The pharmaceutical industry is indignant that the Biden Administration is actually moving ahead with plans to implement the provision of the Inflation Reduction Act that allows Medicare to negotiate drug prices. Responding to an announcement of the first ten medications that will be targeted, the trade association PhRMA complained about a “rushed process,” even though the law was passed a year ago and the negotiated prices will not become effective until 2026.
The industry is not just complaining—it is fighting the law in court and doing everything possible to retain its longstanding power to set prices at astronomical levels. The price-gouging is just part of the problem.

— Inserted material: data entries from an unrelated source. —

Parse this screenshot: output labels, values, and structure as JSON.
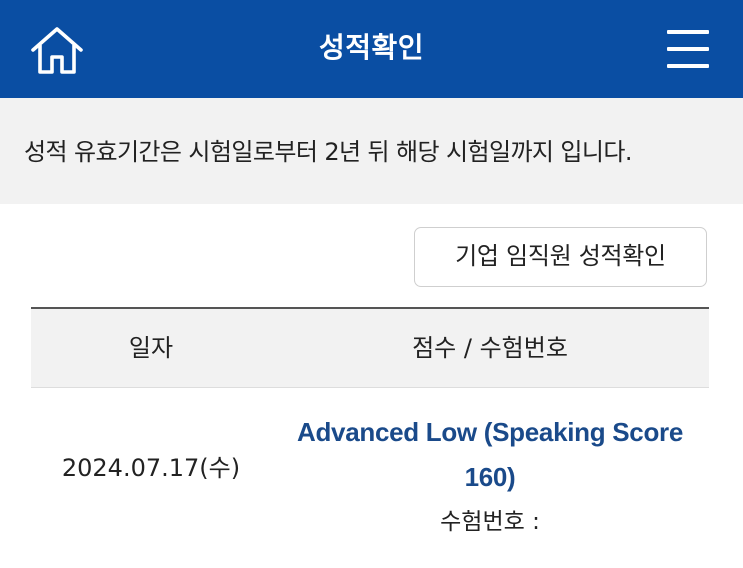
{
  "header": {
    "title": "성적확인",
    "home_icon": "home-icon",
    "menu_icon": "hamburger-menu-icon",
    "background_color": "#0a4ea3"
  },
  "notice": {
    "text": "성적 유효기간은 시험일로부터 2년 뒤 해당 시험일까지 입니다."
  },
  "corporate_button": {
    "label": "기업 임직원 성적확인"
  },
  "table": {
    "columns": [
      "일자",
      "점수 / 수험번호"
    ],
    "rows": [
      {
        "date": "2024.07.17(수)",
        "score_line1": "Advanced Low (Speaking Score",
        "score_line2": "160)",
        "exam_number_label": "수험번호 :"
      }
    ]
  },
  "colors": {
    "accent": "#0a4ea3",
    "score_link": "#1a4a8a"
  }
}
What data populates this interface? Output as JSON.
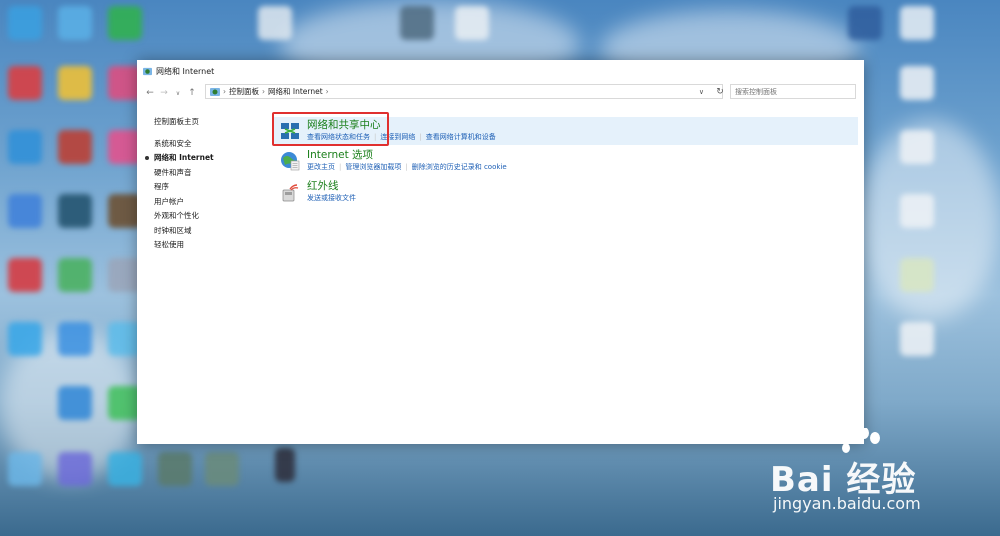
{
  "window": {
    "title": "网络和 Internet"
  },
  "address_bar": {
    "crumbs": [
      "控制面板",
      "网络和 Internet"
    ],
    "search_placeholder": "搜索控制面板"
  },
  "sidebar": {
    "home": "控制面板主页",
    "items": [
      {
        "label": "系统和安全"
      },
      {
        "label": "网络和 Internet"
      },
      {
        "label": "硬件和声音"
      },
      {
        "label": "程序"
      },
      {
        "label": "用户帐户"
      },
      {
        "label": "外观和个性化"
      },
      {
        "label": "时钟和区域"
      },
      {
        "label": "轻松使用"
      }
    ]
  },
  "categories": [
    {
      "title": "网络和共享中心",
      "icon": "network-sharing-icon",
      "links": [
        "查看网络状态和任务",
        "连接到网络",
        "查看网络计算机和设备"
      ]
    },
    {
      "title": "Internet 选项",
      "icon": "internet-options-icon",
      "links": [
        "更改主页",
        "管理浏览器加载项",
        "删除浏览的历史记录和 cookie"
      ]
    },
    {
      "title": "红外线",
      "icon": "infrared-icon",
      "links": [
        "发送或接收文件"
      ]
    }
  ],
  "watermark": {
    "brand": "Bai 经验",
    "url": "jingyan.baidu.com"
  },
  "colors": {
    "category_title": "#1a7f1a",
    "link": "#1d5fb5",
    "highlight_box": "#e0302f",
    "hover_row": "#e5f1fb"
  }
}
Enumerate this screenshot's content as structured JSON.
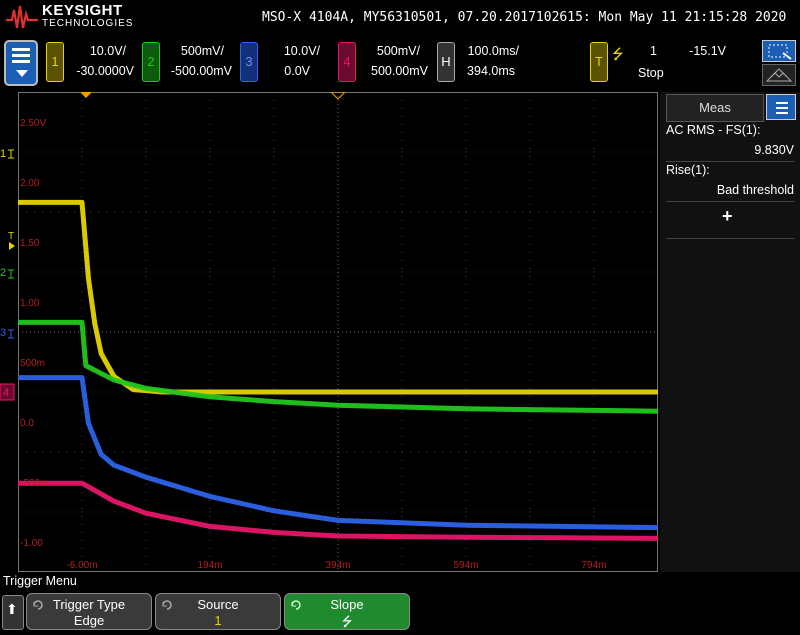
{
  "brand": {
    "name": "KEYSIGHT",
    "sub": "TECHNOLOGIES"
  },
  "title_line": "MSO-X 4104A, MY56310501, 07.20.2017102615: Mon May 11 21:15:28 2020",
  "channels": [
    {
      "num": "1",
      "scale": "10.0V/",
      "offset": "-30.0000V",
      "color": "#e6d400"
    },
    {
      "num": "2",
      "scale": "500mV/",
      "offset": "-500.00mV",
      "color": "#22c81e"
    },
    {
      "num": "3",
      "scale": "10.0V/",
      "offset": "0.0V",
      "color": "#2c63e8"
    },
    {
      "num": "4",
      "scale": "500mV/",
      "offset": "500.00mV",
      "color": "#e8156b"
    }
  ],
  "horizontal": {
    "label": "H",
    "scale": "100.0ms/",
    "delay": "394.0ms"
  },
  "trigger": {
    "label": "T",
    "edge_glyph": "⭍",
    "source": "1",
    "level": "-15.1V",
    "state": "Stop"
  },
  "y_labels": [
    "2.50V",
    "2.00",
    "1.50",
    "1.00",
    "500m",
    "0.0",
    "-500m",
    "-1.00"
  ],
  "x_labels": [
    "-6.00m",
    "194m",
    "394m",
    "594m",
    "794m"
  ],
  "meas": {
    "tab": "Meas",
    "m1_name": "AC RMS - FS(1):",
    "m1_value": "9.830V",
    "m2_name": "Rise(1):",
    "m2_value": "Bad threshold",
    "add": "+"
  },
  "menu": {
    "title": "Trigger Menu",
    "keys": [
      {
        "top": "Trigger Type",
        "bottom": "Edge"
      },
      {
        "top": "Source",
        "bottom": "1"
      },
      {
        "top": "Slope",
        "bottom": "⭍"
      }
    ]
  },
  "chart_data": {
    "type": "line",
    "title": "",
    "xlabel": "",
    "ylabel": "",
    "xlim_ms": [
      -106,
      894
    ],
    "series": [
      {
        "name": "1",
        "color": "#e6d400",
        "x": [
          -106,
          -6,
          4,
          14,
          24,
          44,
          74,
          120,
          300,
          894
        ],
        "y": [
          1.83,
          1.83,
          1.2,
          0.82,
          0.57,
          0.38,
          0.27,
          0.25,
          0.25,
          0.25
        ]
      },
      {
        "name": "2",
        "color": "#22c81e",
        "x": [
          -106,
          -6,
          0,
          44,
          94,
          194,
          294,
          394,
          594,
          894
        ],
        "y": [
          0.83,
          0.83,
          0.47,
          0.35,
          0.28,
          0.21,
          0.17,
          0.14,
          0.11,
          0.09
        ]
      },
      {
        "name": "3",
        "color": "#2c63e8",
        "x": [
          -106,
          -6,
          4,
          24,
          44,
          94,
          194,
          294,
          394,
          594,
          894
        ],
        "y": [
          0.37,
          0.37,
          -0.01,
          -0.27,
          -0.36,
          -0.46,
          -0.62,
          -0.74,
          -0.82,
          -0.86,
          -0.88
        ]
      },
      {
        "name": "4",
        "color": "#e8156b",
        "x": [
          -106,
          -6,
          44,
          94,
          194,
          294,
          394,
          594,
          894
        ],
        "y": [
          -0.51,
          -0.51,
          -0.66,
          -0.76,
          -0.87,
          -0.92,
          -0.95,
          -0.96,
          -0.97
        ]
      }
    ]
  }
}
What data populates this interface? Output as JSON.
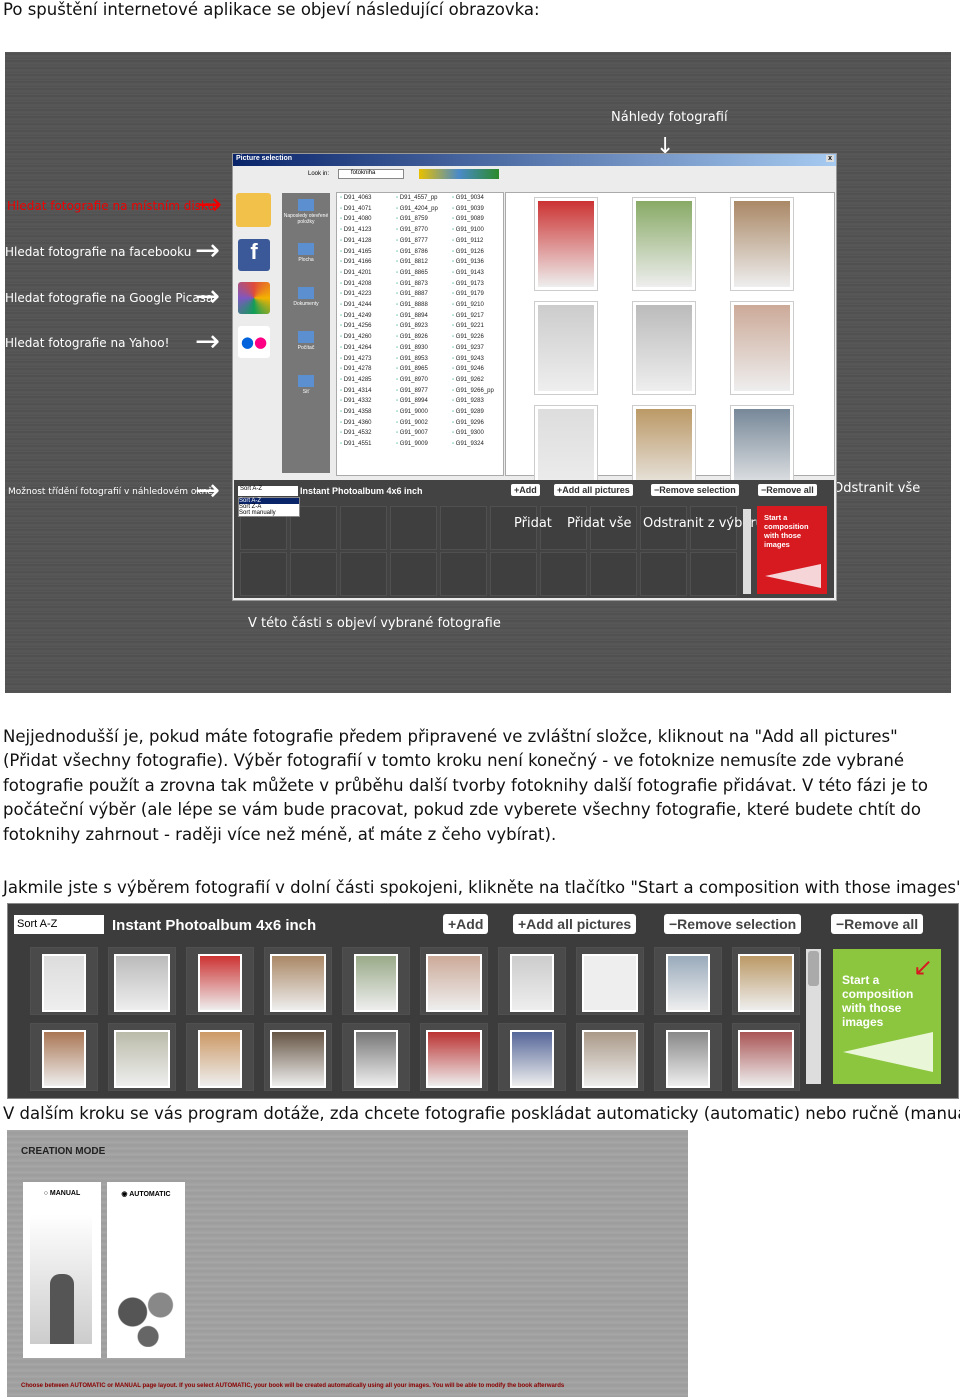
{
  "intro": "Po spuštění internetové aplikace se objeví následující obrazovka:",
  "shot1": {
    "annotations": {
      "previews": "Náhledy fotografií",
      "local": "Hledat fotografie na místním disku",
      "facebook": "Hledat fotografie na facebooku",
      "picasa": "Hledat fotografie na Google Picasa",
      "yahoo": "Hledat fotografie na Yahoo!",
      "sorting": "Možnost třídění fotografií v náhledovém okně",
      "remove_all": "Odstranit vše",
      "add": "Přidat",
      "add_all": "Přidat vše",
      "remove_sel": "Odstranit z výběru",
      "selected_area": "V této části s objeví vybrané fotografie"
    },
    "dialog": {
      "title": "Picture selection",
      "close": "x",
      "look_in_label": "Look in:",
      "look_in_value": "fotokniha",
      "places": [
        "Naposledy otevřené položky",
        "Plocha",
        "Dokumenty",
        "Počítač",
        "Síť"
      ],
      "files": [
        [
          "D91_4063",
          "D91_4071",
          "D91_4080",
          "D91_4123",
          "D91_4128",
          "D91_4165",
          "D91_4166",
          "D91_4201",
          "D91_4208",
          "D91_4223",
          "D91_4244",
          "D91_4249",
          "D91_4256",
          "D91_4260",
          "D91_4264",
          "D91_4273",
          "D91_4278",
          "D91_4285",
          "D91_4314",
          "D91_4332",
          "D91_4358",
          "D91_4360",
          "D91_4532",
          "D91_4551"
        ],
        [
          "D91_4557_pp",
          "G91_4204_pp",
          "G91_8759",
          "G91_8770",
          "G91_8777",
          "G91_8786",
          "G91_8812",
          "G91_8865",
          "G91_8873",
          "G91_8887",
          "G91_8888",
          "G91_8894",
          "G91_8923",
          "G91_8926",
          "G91_8930",
          "G91_8953",
          "G91_8965",
          "G91_8970",
          "G91_8977",
          "G91_8994",
          "G91_9000",
          "G91_9002",
          "G91_9007",
          "G91_9009"
        ],
        [
          "G91_9034",
          "G91_9039",
          "G91_9089",
          "G91_9100",
          "G91_9112",
          "G91_9126",
          "G91_9136",
          "G91_9143",
          "G91_9173",
          "G91_9179",
          "G91_9210",
          "G91_9217",
          "G91_9221",
          "G91_9226",
          "G91_9237",
          "G91_9243",
          "G91_9246",
          "G91_9262",
          "G91_9266_pp",
          "G91_9283",
          "G91_9289",
          "G91_9296",
          "G91_9300",
          "G91_9324"
        ]
      ],
      "sort_value": "Sort A-Z",
      "sort_options": [
        "Sort A-Z",
        "Sort Z-A",
        "Sort manually"
      ],
      "album": "Instant Photoalbum 4x6 inch",
      "add": "+Add",
      "add_all": "+Add all pictures",
      "remove_sel": "−Remove selection",
      "remove_all": "−Remove all",
      "start": "Start a composition with those images"
    }
  },
  "para1": "Nejjednodušší je, pokud máte fotografie předem připravené ve zvláštní složce, kliknout na \"Add all pictures\" (Přidat všechny fotografie). Výběr fotografií v tomto kroku není konečný - ve fotoknize nemusíte zde vybrané fotografie použít a zrovna tak můžete v průběhu další tvorby fotoknihy další fotografie přidávat. V této fázi je to počáteční výběr (ale lépe se vám bude pracovat, pokud zde vyberete všechny fotografie, které budete chtít do fotoknihy zahrnout - raději více než méně, ať máte z čeho vybírat).",
  "para2": "Jakmile jste s výběrem fotografií v dolní části spokojeni, klikněte na tlačítko \"Start a composition with those images\".",
  "shot2": {
    "sort_value": "Sort A-Z",
    "album": "Instant Photoalbum 4x6 inch",
    "add": "+Add",
    "add_all": "+Add all pictures",
    "remove_sel": "−Remove selection",
    "remove_all": "−Remove all",
    "start": "Start a composition with those images",
    "start_color": "#8cc63f"
  },
  "para3": "V dalším kroku se vás program dotáže, zda chcete fotografie poskládat automaticky (automatic) nebo ručně (manual)",
  "shot3": {
    "heading": "CREATION MODE",
    "manual": "MANUAL",
    "automatic": "AUTOMATIC",
    "selected": "AUTOMATIC",
    "hint": "Choose between AUTOMATIC or MANUAL page layout. If you select AUTOMATIC, your book will be created automatically using all your images. You will be able to modify the book afterwards"
  }
}
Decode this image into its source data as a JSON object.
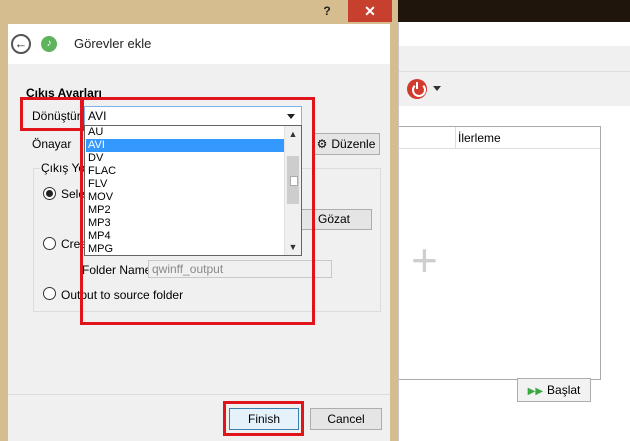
{
  "dialog": {
    "help_glyph": "?",
    "close_glyph": "✕",
    "back_glyph": "←",
    "title": "Görevler ekle",
    "section_title": "Çıkış Ayarları",
    "convert_label": "Dönüştür",
    "convert_value": "AVI",
    "preset_label": "Önayar",
    "edit_button": "Düzenle",
    "edit_icon": "gear-icon",
    "output_group_label": "Çıkış Yolu",
    "radio_selected_partial": "Sele",
    "radio_create_partial": "Crea",
    "browse_button": "Gözat",
    "folder_name_label": "Folder Name",
    "folder_name_value": "qwinff_output",
    "radio_source_label": "Output to source folder",
    "finish_button": "Finish",
    "cancel_button": "Cancel"
  },
  "dropdown": {
    "items": [
      "AU",
      "AVI",
      "DV",
      "FLAC",
      "FLV",
      "MOV",
      "MP2",
      "MP3",
      "MP4",
      "MPG"
    ],
    "selected": "AVI"
  },
  "background_window": {
    "column_progress": "İlerleme",
    "start_button": "Başlat",
    "power_icon": "power-icon",
    "watermark": "+"
  },
  "colors": {
    "highlight_red": "#e0141b",
    "selection_blue": "#3399ff",
    "close_red": "#c7402e"
  }
}
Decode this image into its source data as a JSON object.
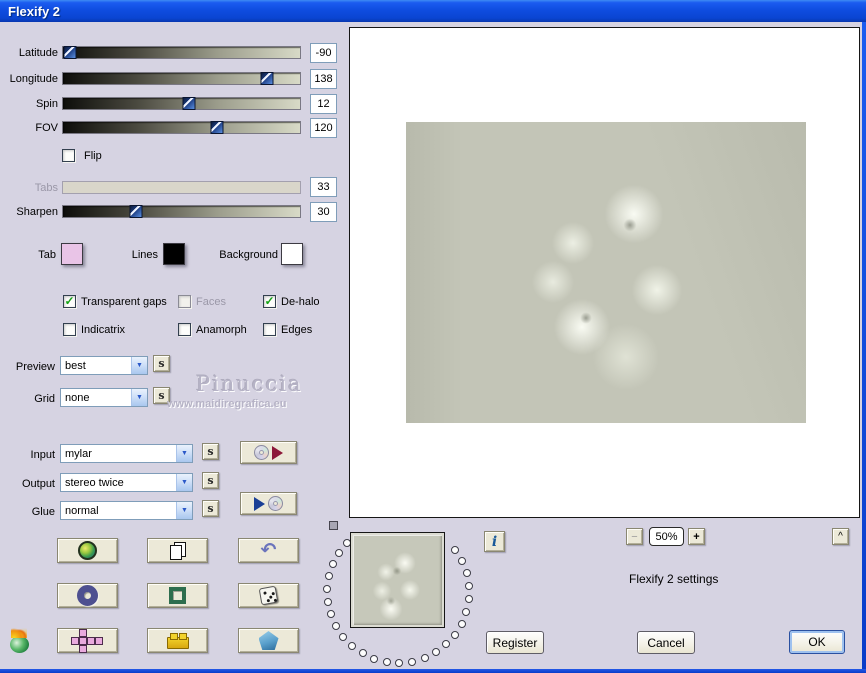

Drugmakers also have an abysmal compliance record in their dealings with government healthcare programs.
Take the eleven companies which produce the medications included in the first round of negotiations: AbbVie, Amgen, AstraZeneca, Boehringer Ingelheim, Bristol-Myers Squibb, Eli Lilly, Johnson & Johnson, Merck, Novartis, Novo Nordisk and Pfizer.
Over the past two decades, these companies and their subsidiaries have been penalized in more than 100 cases brought under the False Claims Act (FCA) or related laws relating to government contracting. As shown in Violation Tracker, they have paid a total of more than $5 billion in fines and settlements for overcharging federal agencies and others forms of fraud.
Six of the companies—AbbVie, AstraZeneca, Johnson & Johnson, Merck, Novartis and Pfizer–have each been involved in ten or more FCA cases, paying out enormous sums in penalties.
Pfizer, for example, has paid $1.15 billion in fines and settlements linked to 16 different FCA cases. The biggest of these was a $784 million payment by Pfizer and its subsidiary Wyeth to resolve allegations that Wyeth knowingly reported to the government false and fraudulent prices on two of its proton pump inhibitor drugs.
Novartis has paid $926 million to resolve a dozen different FCA cases. Among these is a $642 million settlement of allegations that included the payment of illegal kickbacks to doctors to get them to prescribe its products.
Merck has also been involved in a dozen FCA cases, paying total penalties of $796 million. The bulk of the total came from a $650 million settlement of allegations that included both illegal kickbacks and failure to offer Medicaid the same rebates it was offering hospital systems.
Johnson & Johnson’s $556 million FCA penalty total comes from four kickback cases as well as several involving the submission of inflated wholesale prices used in setting the rates for Medicaid reimbursements.
Among AstraZeneca’s FCA cases is a $354 million settlement of civil and criminal charges that the company provided large quantities of free samples of a prostate cancer drug to urologists, knowing that many of them were giving the medication to patients as free samples and then billing Medicare and Medicaid.
Seventeen of the 21 FCA cases involving AbbVie and its subsidiaries concerned allegations of falsified drug price reporting to federal and state agencies.
What all this shows is that when federal negotiators sit down at the bargaining table, they will be facing a group of companies that for years have not only been charging high prices but have allegedly also used a variety of illegal means to extract even more revenue from taxpayer-financed healthcare programs.
Rather than expressing indignation, Big Pharma should be displaying penitence for its fleecing of the public for so long.